Amazon is likely one of the better place to shop online for a new Jura. Here's a few links below to help get you started. Note that I’d be careful buying through some of the lesser known 3rd party retailers on Amazon. Often they offer tempting discounts, but are of questionable pedigree and may be a hassle when it comes to warranty or returns. I highly recommend considering Seattle Coffee Gear or Whole Latte Love when selecting a seller on Amazon. Both have been around for decades and have solid reputations and good customer service (Stark Insider has no affiliation with them, just an opinion based on our real world experience).
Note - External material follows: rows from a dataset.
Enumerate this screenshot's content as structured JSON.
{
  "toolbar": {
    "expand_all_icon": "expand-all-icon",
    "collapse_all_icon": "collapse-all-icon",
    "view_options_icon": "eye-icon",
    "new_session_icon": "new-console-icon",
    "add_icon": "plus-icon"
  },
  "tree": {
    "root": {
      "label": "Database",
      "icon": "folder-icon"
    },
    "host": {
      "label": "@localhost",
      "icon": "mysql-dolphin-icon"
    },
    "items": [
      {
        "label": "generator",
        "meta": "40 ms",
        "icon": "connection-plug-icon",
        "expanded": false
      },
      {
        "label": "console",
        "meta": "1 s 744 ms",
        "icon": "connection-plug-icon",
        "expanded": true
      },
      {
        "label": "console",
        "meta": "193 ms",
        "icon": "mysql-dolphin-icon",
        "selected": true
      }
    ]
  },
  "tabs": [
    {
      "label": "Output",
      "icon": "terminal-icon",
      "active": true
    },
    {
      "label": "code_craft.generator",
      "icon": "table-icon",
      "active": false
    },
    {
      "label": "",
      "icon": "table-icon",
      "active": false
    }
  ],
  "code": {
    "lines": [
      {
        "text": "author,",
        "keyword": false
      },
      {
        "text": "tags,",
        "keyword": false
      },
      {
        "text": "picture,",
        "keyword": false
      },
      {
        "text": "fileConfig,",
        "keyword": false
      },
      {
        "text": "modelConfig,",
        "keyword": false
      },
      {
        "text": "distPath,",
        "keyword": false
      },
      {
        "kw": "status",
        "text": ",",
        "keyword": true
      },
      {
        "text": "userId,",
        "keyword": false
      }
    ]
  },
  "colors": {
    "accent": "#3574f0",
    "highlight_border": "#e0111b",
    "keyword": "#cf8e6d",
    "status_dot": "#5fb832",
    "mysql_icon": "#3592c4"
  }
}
Verdict: PROS: CONS: Model Tested: Available Colors: Retail: Where to Buy: the Jura Z10 Note on the independence of this review: Jura Z10: Espresso Quality … the quality of the espresso. Jura Z10: Features and Design Product Recognizing Grinder (P.R.G.) — Cold Extraction Process — Jura Z10: Tech Specs KEY SPECS Jura Z10 Automatic Coffee Machine Model year: Dimensions (W x H x D): Weight: Country of production: Milk system: Heating system: Display: Energy consumption: Water tank capacity: Bean capacity: Height adjustable/width-adjustable dual spout: Cord length: Water filter: WiFi: Drink specialties: Cold brewing: Preheating: Automatic grinder adjustment: Active bean monitoring: Monitored drip tray: Amber/white cup illumination: Water tank illumination in blue: Programmable and individually adjustable coffee strength: Programmable amount of milk /milk foam: Programmable milk / milk form temperature: Programmable brewing temperature: Programmable hot water temperature: Energy Save Mode (ESM): Programmable switch-off time: Jura Z10: User Interface Jura Z10: Making an Espresso Drink Jura Z10: Drink Menu Jura Z10: Milk Quality Jura Z10: Cold Drinks Jura Z10: Maintenance Tip: Jura Z10: Wi-Fi and J.O.E. App Jura Z10: The Competition Jura Z10 vs. Miele Jura Z10 vs. Philips/Saeco Jura Z10 vs. Gaggia Jura Z10 vs. Nespresso Jura Z10 vs. Other Jura Models Jura Z10 vs. Jura E8 Jura Z10 vs. Jura S8 Jura Z10 vs. Jura ENA 4, ENA 6 and ENA 8 Jura Z10 vs. GIGA Jura Z10: For the Home Jura Z10: For the Office or Small Business Jura Z10: Review Summary Jura Z10 Stark Insider Rating ALSO SEE: In Espresso: Jura Z10 super-automatic machine unboxing, first impressions, drink test FAQ: Jura Z10 and Jura Espresso Machines What should I look for when buying an automatic espresso machine? Drink quality and selection Ease of use Maintenance Quietness of operation Price and warranty What is the Jura warranty? How do I clean a Jura espresso machine? How do I descale a Jura espresso machine? Is owning a Jura expensive? How do I empty used coffee grounds? How do I change the water filter on my Jura? How much do Jura replacement parts cost? How long will a Jura espresso machine last? Additional Jura Z10 and Espresso References Buy or Find a Deal on a Jura Espresso Machine Research or Buy a Jura Espresso Machine Recommended Jura Accessories: Recommended Jura Espresso Machines: